*Exercise data*
______

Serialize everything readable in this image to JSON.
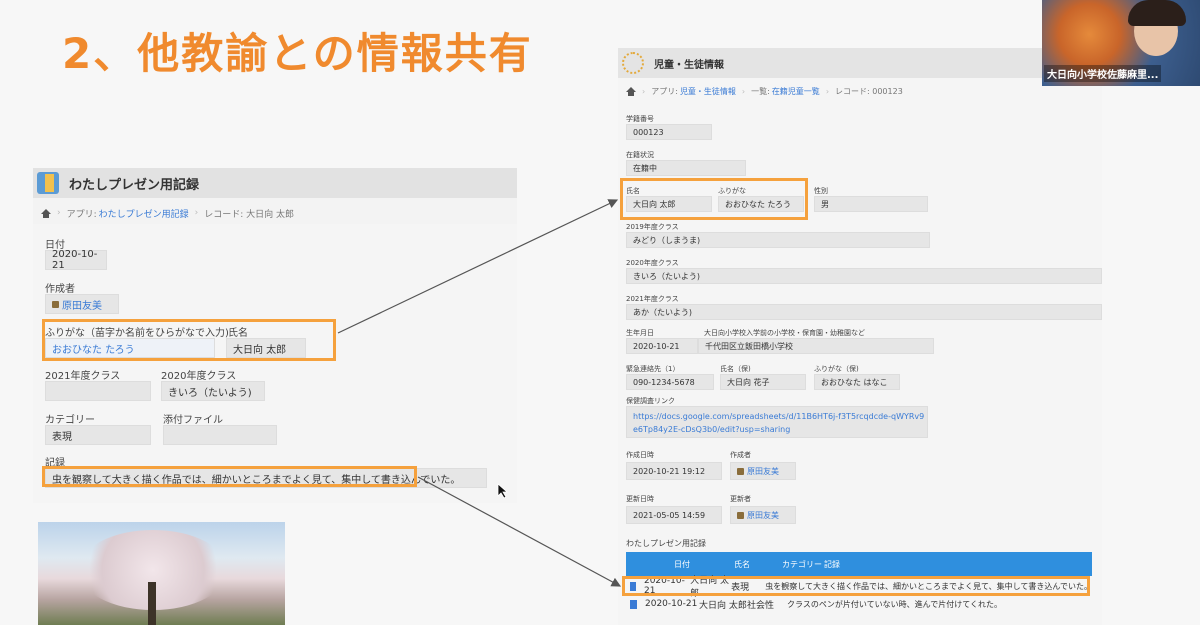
{
  "slide_title": "2、他教諭との情報共有",
  "left_panel": {
    "title": "わたしプレゼン用記録",
    "breadcrumb": {
      "app_prefix": "アプリ:",
      "app_name": "わたしプレゼン用記録",
      "record": "レコード: 大日向 太郎"
    },
    "date_label": "日付",
    "date_value": "2020-10-21",
    "author_label": "作成者",
    "author_value": "原田友美",
    "furigana_label": "ふりがな（苗字か名前をひらがなで入力)",
    "furigana_value": "おおひなた たろう",
    "name_label": "氏名",
    "name_value": "大日向 太郎",
    "class2021_label": "2021年度クラス",
    "class2021_value": "",
    "class2020_label": "2020年度クラス",
    "class2020_value": "きいろ（たいよう)",
    "category_label": "カテゴリー",
    "category_value": "表現",
    "attach_label": "添付ファイル",
    "record_label": "記録",
    "record_value": "虫を観察して大きく描く作品では、細かいところまでよく見て、集中して書き込んでいた。"
  },
  "right_panel": {
    "title": "児童・生徒情報",
    "breadcrumb": {
      "app_prefix": "アプリ:",
      "app_name": "児童・生徒情報",
      "list_prefix": "一覧:",
      "list_name": "在籍児童一覧",
      "record": "レコード: 000123"
    },
    "student_no_label": "学籍番号",
    "student_no_value": "000123",
    "status_label": "在籍状況",
    "status_value": "在籍中",
    "name_label": "氏名",
    "name_value": "大日向 太郎",
    "furigana_label": "ふりがな",
    "furigana_value": "おおひなた たろう",
    "gender_label": "性別",
    "gender_value": "男",
    "class2019_label": "2019年度クラス",
    "class2019_value": "みどり（しまうま)",
    "class2020_label": "2020年度クラス",
    "class2020_value": "きいろ（たいよう)",
    "class2021_label": "2021年度クラス",
    "class2021_value": "あか（たいよう)",
    "birth_label": "生年月日",
    "birth_value": "2020-10-21",
    "school_label": "大日向小学校入学前の小学校・保育園・幼稚園など",
    "school_value": "千代田区立飯田橋小学校",
    "emergency_label": "緊急連絡先（1）",
    "emergency_value": "090-1234-5678",
    "guardian_name_label": "氏名（保)",
    "guardian_name_value": "大日向 花子",
    "guardian_furi_label": "ふりがな（保)",
    "guardian_furi_value": "おおひなた はなこ",
    "survey_label": "保健調査リンク",
    "survey_value": "https://docs.google.com/spreadsheets/d/11B6HT6j-f3T5rcqdcde-qWYRv9e6Tp84y2E-cDsQ3b0/edit?usp=sharing",
    "created_label": "作成日時",
    "created_value": "2020-10-21 19:12",
    "creator_label": "作成者",
    "creator_value": "原田友美",
    "updated_label": "更新日時",
    "updated_value": "2021-05-05 14:59",
    "updater_label": "更新者",
    "updater_value": "原田友美",
    "subtable_title": "わたしプレゼン用記録",
    "subtable_headers": [
      "日付",
      "氏名",
      "カテゴリー",
      "記録"
    ],
    "subtable_rows": [
      {
        "date": "2020-10-21",
        "name": "大日向 太郎",
        "category": "表現",
        "record": "虫を観察して大きく描く作品では、細かいところまでよく見て、集中して書き込んでいた。"
      },
      {
        "date": "2020-10-21",
        "name": "大日向 太郎",
        "category": "社会性",
        "record": "クラスのペンが片付いていない時、進んで片付けてくれた。"
      }
    ]
  },
  "webcam": {
    "caption": "大日向小学校佐藤麻里..."
  },
  "colors": {
    "accent": "#f08a2e",
    "highlight": "#f5a13d",
    "table_header": "#2f8fde",
    "link": "#3a7bd5"
  }
}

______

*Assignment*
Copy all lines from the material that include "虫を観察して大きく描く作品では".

*Written answer*
    "record_value": "虫を観察して大きく描く作品では、細かいところまでよく見て、集中して書き込んでいた。"
        "record": "虫を観察して大きく描く作品では、細かいところまでよく見て、集中して書き込んでいた。"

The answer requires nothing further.